Material provided:
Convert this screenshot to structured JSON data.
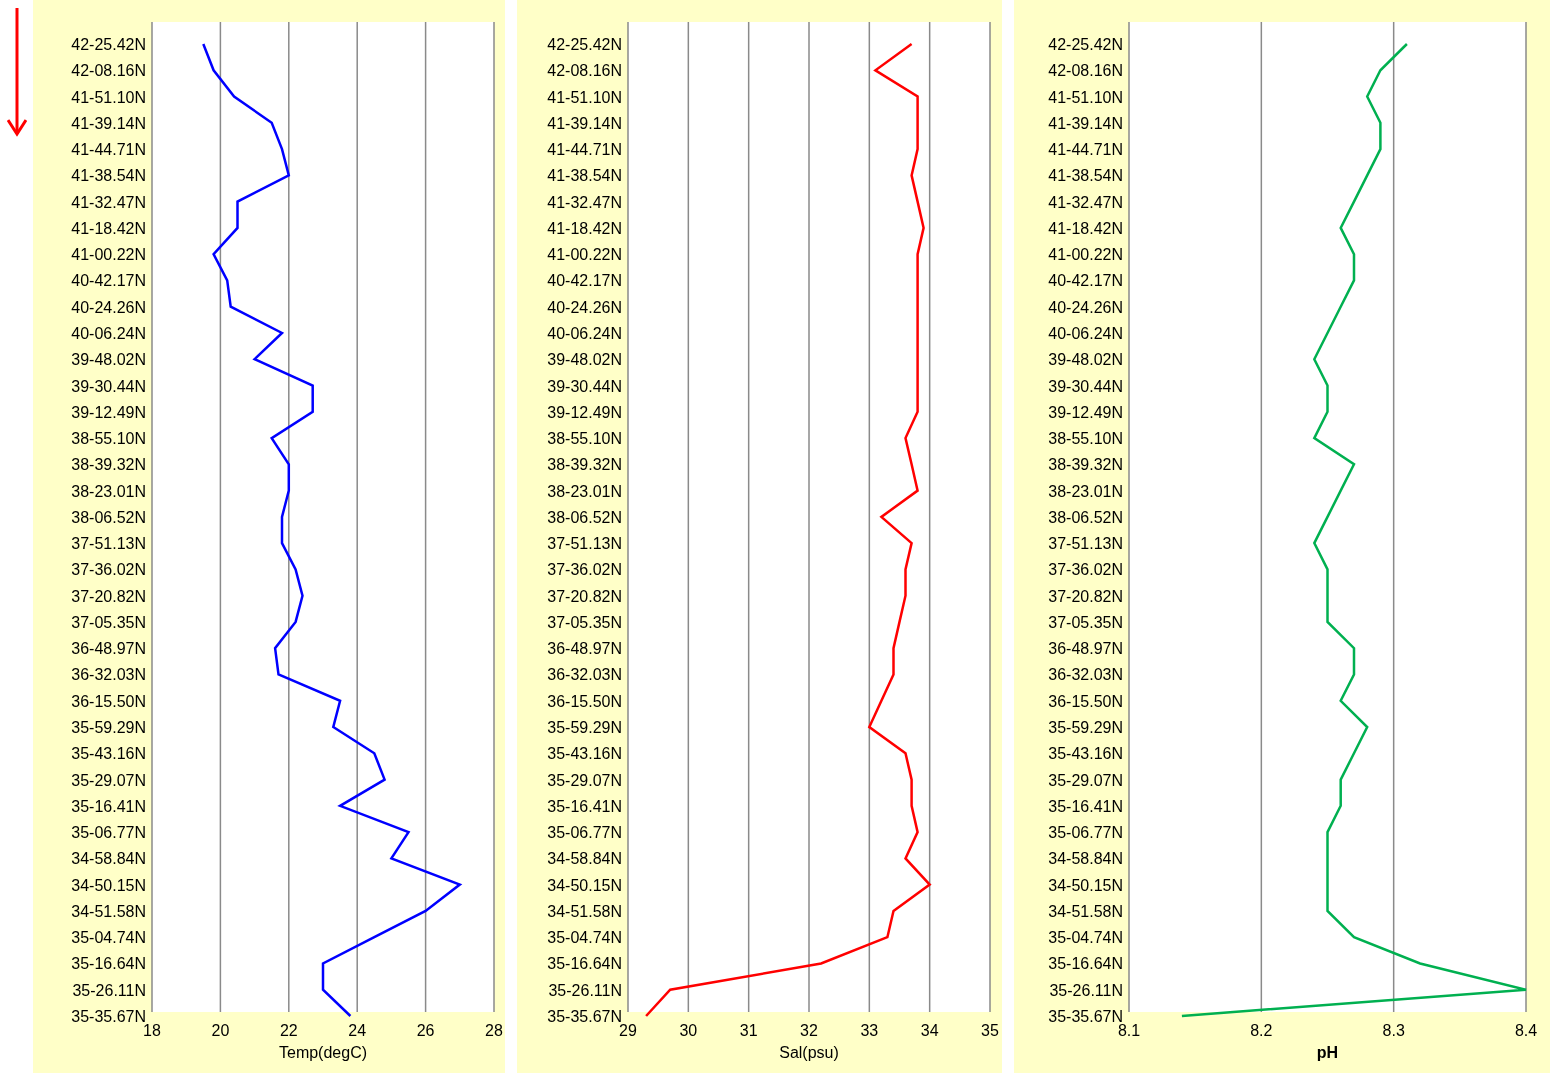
{
  "charts": [
    {
      "chart_data": {
        "type": "line",
        "orientation": "horizontal",
        "xlabel": "Temp(degC)",
        "categories": [
          "42-25.42N",
          "42-08.16N",
          "41-51.10N",
          "41-39.14N",
          "41-44.71N",
          "41-38.54N",
          "41-32.47N",
          "41-18.42N",
          "41-00.22N",
          "40-42.17N",
          "40-24.26N",
          "40-06.24N",
          "39-48.02N",
          "39-30.44N",
          "39-12.49N",
          "38-55.10N",
          "38-39.32N",
          "38-23.01N",
          "38-06.52N",
          "37-51.13N",
          "37-36.02N",
          "37-20.82N",
          "37-05.35N",
          "36-48.97N",
          "36-32.03N",
          "36-15.50N",
          "35-59.29N",
          "35-43.16N",
          "35-29.07N",
          "35-16.41N",
          "35-06.77N",
          "34-58.84N",
          "34-50.15N",
          "34-51.58N",
          "35-04.74N",
          "35-16.64N",
          "35-26.11N",
          "35-35.67N"
        ],
        "xlim": [
          18,
          28
        ],
        "xticks": [
          18,
          20,
          22,
          24,
          26,
          28
        ],
        "grid": true,
        "series": [
          {
            "color": "#0000ff",
            "values": [
              19.5,
              19.8,
              20.4,
              21.5,
              21.8,
              22.0,
              20.5,
              20.5,
              19.8,
              20.2,
              20.3,
              21.8,
              21.0,
              22.7,
              22.7,
              21.5,
              22.0,
              22.0,
              21.8,
              21.8,
              22.2,
              22.4,
              22.2,
              21.6,
              21.7,
              23.5,
              23.3,
              24.5,
              24.8,
              23.5,
              25.5,
              25.0,
              27.0,
              26.0,
              24.5,
              23.0,
              23.0,
              23.8
            ]
          }
        ]
      }
    },
    {
      "chart_data": {
        "type": "line",
        "orientation": "horizontal",
        "xlabel": "Sal(psu)",
        "categories": [
          "42-25.42N",
          "42-08.16N",
          "41-51.10N",
          "41-39.14N",
          "41-44.71N",
          "41-38.54N",
          "41-32.47N",
          "41-18.42N",
          "41-00.22N",
          "40-42.17N",
          "40-24.26N",
          "40-06.24N",
          "39-48.02N",
          "39-30.44N",
          "39-12.49N",
          "38-55.10N",
          "38-39.32N",
          "38-23.01N",
          "38-06.52N",
          "37-51.13N",
          "37-36.02N",
          "37-20.82N",
          "37-05.35N",
          "36-48.97N",
          "36-32.03N",
          "36-15.50N",
          "35-59.29N",
          "35-43.16N",
          "35-29.07N",
          "35-16.41N",
          "35-06.77N",
          "34-58.84N",
          "34-50.15N",
          "34-51.58N",
          "35-04.74N",
          "35-16.64N",
          "35-26.11N",
          "35-35.67N"
        ],
        "xlim": [
          29,
          35
        ],
        "xticks": [
          29,
          30,
          31,
          32,
          33,
          34,
          35
        ],
        "grid": true,
        "series": [
          {
            "color": "#ff0000",
            "values": [
              33.7,
              33.1,
              33.8,
              33.8,
              33.8,
              33.7,
              33.8,
              33.9,
              33.8,
              33.8,
              33.8,
              33.8,
              33.8,
              33.8,
              33.8,
              33.6,
              33.7,
              33.8,
              33.2,
              33.7,
              33.6,
              33.6,
              33.5,
              33.4,
              33.4,
              33.2,
              33.0,
              33.6,
              33.7,
              33.7,
              33.8,
              33.6,
              34.0,
              33.4,
              33.3,
              32.2,
              29.7,
              29.3
            ]
          }
        ]
      }
    },
    {
      "chart_data": {
        "type": "line",
        "orientation": "horizontal",
        "xlabel": "pH",
        "categories": [
          "42-25.42N",
          "42-08.16N",
          "41-51.10N",
          "41-39.14N",
          "41-44.71N",
          "41-38.54N",
          "41-32.47N",
          "41-18.42N",
          "41-00.22N",
          "40-42.17N",
          "40-24.26N",
          "40-06.24N",
          "39-48.02N",
          "39-30.44N",
          "39-12.49N",
          "38-55.10N",
          "38-39.32N",
          "38-23.01N",
          "38-06.52N",
          "37-51.13N",
          "37-36.02N",
          "37-20.82N",
          "37-05.35N",
          "36-48.97N",
          "36-32.03N",
          "36-15.50N",
          "35-59.29N",
          "35-43.16N",
          "35-29.07N",
          "35-16.41N",
          "35-06.77N",
          "34-58.84N",
          "34-50.15N",
          "34-51.58N",
          "35-04.74N",
          "35-16.64N",
          "35-26.11N",
          "35-35.67N"
        ],
        "xlim": [
          8.1,
          8.4
        ],
        "xticks": [
          8.1,
          8.2,
          8.3,
          8.4
        ],
        "grid": true,
        "series": [
          {
            "color": "#00b050",
            "values": [
              8.31,
              8.29,
              8.28,
              8.29,
              8.29,
              8.28,
              8.27,
              8.26,
              8.27,
              8.27,
              8.26,
              8.25,
              8.24,
              8.25,
              8.25,
              8.24,
              8.27,
              8.26,
              8.25,
              8.24,
              8.25,
              8.25,
              8.25,
              8.27,
              8.27,
              8.26,
              8.28,
              8.27,
              8.26,
              8.26,
              8.25,
              8.25,
              8.25,
              8.25,
              8.27,
              8.32,
              8.4,
              8.14
            ]
          }
        ]
      }
    }
  ]
}
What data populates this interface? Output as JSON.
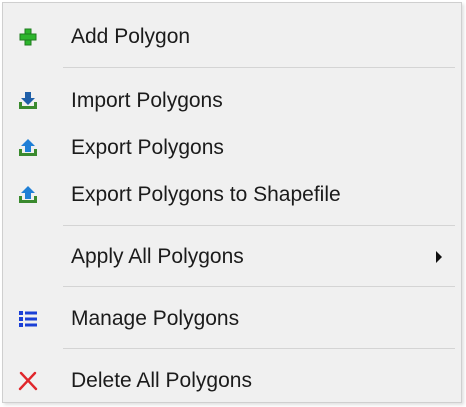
{
  "menu": {
    "items": [
      {
        "label": "Add Polygon",
        "icon": "plus-icon",
        "color": "#2db52d"
      },
      {
        "label": "Import Polygons",
        "icon": "import-tray-icon",
        "color": "#3a8a2e"
      },
      {
        "label": "Export Polygons",
        "icon": "export-tray-icon",
        "color": "#1f7fd6"
      },
      {
        "label": "Export Polygons to Shapefile",
        "icon": "export-tray-icon",
        "color": "#1f7fd6"
      },
      {
        "label": "Apply All Polygons",
        "icon": "",
        "submenu": true
      },
      {
        "label": "Manage Polygons",
        "icon": "list-icon",
        "color": "#1a3fd6"
      },
      {
        "label": "Delete All Polygons",
        "icon": "x-icon",
        "color": "#e0262b"
      }
    ]
  }
}
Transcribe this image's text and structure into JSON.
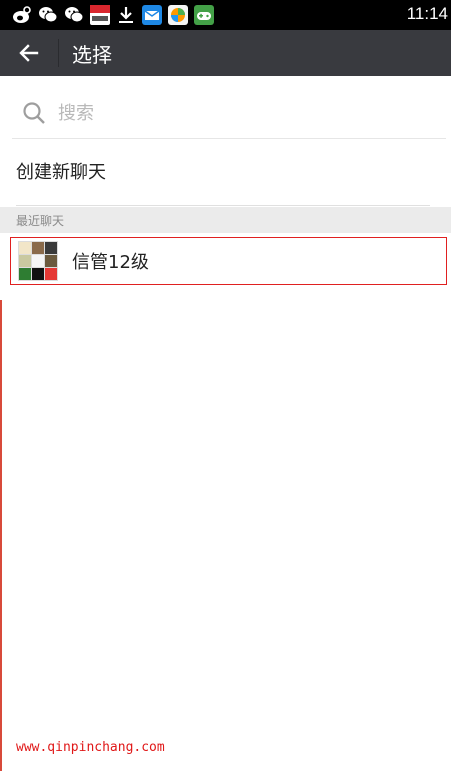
{
  "status_bar": {
    "icons": [
      "weibo-icon",
      "wechat-icon",
      "wechat-icon",
      "youku-app-icon",
      "download-icon",
      "mail-icon",
      "app-market-icon",
      "game-icon"
    ],
    "time": "11:14"
  },
  "header": {
    "title": "选择"
  },
  "search": {
    "placeholder": "搜索"
  },
  "create_chat": {
    "label": "创建新聊天"
  },
  "recent": {
    "section_label": "最近聊天",
    "items": [
      {
        "name": "信管12级"
      }
    ]
  },
  "watermark": "www.qinpinchang.com",
  "colors": {
    "title_bar": "#393a3f",
    "status_bar": "#000000",
    "section_bg": "#ebebeb",
    "highlight_border": "#e02020",
    "watermark": "#e01818"
  }
}
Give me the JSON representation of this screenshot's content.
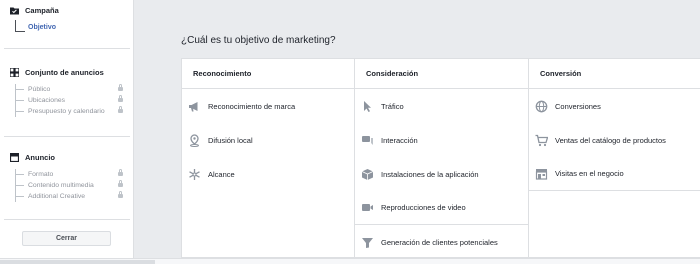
{
  "sidebar": {
    "campaign": {
      "title": "Campaña",
      "sub_item": "Objetivo"
    },
    "adset": {
      "title": "Conjunto de anuncios",
      "items": [
        "Público",
        "Ubicaciones",
        "Presupuesto y calendario"
      ]
    },
    "ad": {
      "title": "Anuncio",
      "items": [
        "Formato",
        "Contenido multimedia",
        "Additional Creative"
      ]
    },
    "close_label": "Cerrar"
  },
  "main": {
    "question": "¿Cuál es tu objetivo de marketing?",
    "columns": [
      {
        "heading": "Reconocimiento",
        "options": [
          {
            "label": "Reconocimiento de marca",
            "icon": "megaphone-icon"
          },
          {
            "label": "Difusión local",
            "icon": "location-pin-icon"
          },
          {
            "label": "Alcance",
            "icon": "asterisk-reach-icon"
          }
        ]
      },
      {
        "heading": "Consideración",
        "options": [
          {
            "label": "Tráfico",
            "icon": "cursor-icon"
          },
          {
            "label": "Interacción",
            "icon": "chat-bubbles-icon"
          },
          {
            "label": "Instalaciones de la aplicación",
            "icon": "cube-icon"
          },
          {
            "label": "Reproducciones de video",
            "icon": "video-camera-icon"
          },
          {
            "label": "Generación de clientes potenciales",
            "icon": "funnel-icon"
          }
        ]
      },
      {
        "heading": "Conversión",
        "options": [
          {
            "label": "Conversiones",
            "icon": "globe-icon"
          },
          {
            "label": "Ventas del catálogo de productos",
            "icon": "shopping-cart-icon"
          },
          {
            "label": "Visitas en el negocio",
            "icon": "store-icon"
          }
        ]
      }
    ]
  },
  "colors": {
    "accent": "#4267b2",
    "icon_gray": "#8d949e",
    "border": "#dddfe2",
    "background": "#e9ebee"
  }
}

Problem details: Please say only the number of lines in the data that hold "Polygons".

Response for this exercise: 6